» **TASK DESCRIPTION**
What you return should be every record, retyped without a single change.

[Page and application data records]
--

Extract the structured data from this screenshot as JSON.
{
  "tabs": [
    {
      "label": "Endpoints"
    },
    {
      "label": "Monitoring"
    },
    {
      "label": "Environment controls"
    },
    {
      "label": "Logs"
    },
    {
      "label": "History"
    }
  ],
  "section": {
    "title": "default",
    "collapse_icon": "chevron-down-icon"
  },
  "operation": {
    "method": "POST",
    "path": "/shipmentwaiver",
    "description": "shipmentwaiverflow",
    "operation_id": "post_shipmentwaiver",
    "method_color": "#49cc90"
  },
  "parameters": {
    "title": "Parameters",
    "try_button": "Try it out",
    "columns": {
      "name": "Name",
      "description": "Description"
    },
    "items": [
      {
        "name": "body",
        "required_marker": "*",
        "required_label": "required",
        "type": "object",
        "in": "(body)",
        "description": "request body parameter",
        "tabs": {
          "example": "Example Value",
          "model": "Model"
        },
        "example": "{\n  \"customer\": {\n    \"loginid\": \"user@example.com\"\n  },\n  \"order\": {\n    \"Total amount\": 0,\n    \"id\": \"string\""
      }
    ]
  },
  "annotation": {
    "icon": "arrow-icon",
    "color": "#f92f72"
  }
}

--

» **WORKED SOLUTION**
Extract the structured data from this screenshot as JSON.
{
  "tabs": [
    {
      "label": "Endpoints"
    },
    {
      "label": "Monitoring"
    },
    {
      "label": "Environment controls"
    },
    {
      "label": "Logs"
    },
    {
      "label": "History"
    }
  ],
  "section": {
    "title": "default",
    "collapse_icon": "chevron-down-icon"
  },
  "operation": {
    "method": "POST",
    "path": "/shipmentwaiver",
    "description": "shipmentwaiverflow",
    "operation_id": "post_shipmentwaiver",
    "method_color": "#49cc90"
  },
  "parameters": {
    "title": "Parameters",
    "try_button": "Try it out",
    "columns": {
      "name": "Name",
      "description": "Description"
    },
    "items": [
      {
        "name": "body",
        "required_marker": "*",
        "required_label": "required",
        "type": "object",
        "in": "(body)",
        "description": "request body parameter",
        "tabs": {
          "example": "Example Value",
          "model": "Model"
        },
        "example": "{\n  \"customer\": {\n    \"loginid\": \"user@example.com\"\n  },\n  \"order\": {\n    \"Total amount\": 0,\n    \"id\": \"string\""
      }
    ]
  },
  "annotation": {
    "icon": "arrow-icon",
    "color": "#f92f72"
  }
}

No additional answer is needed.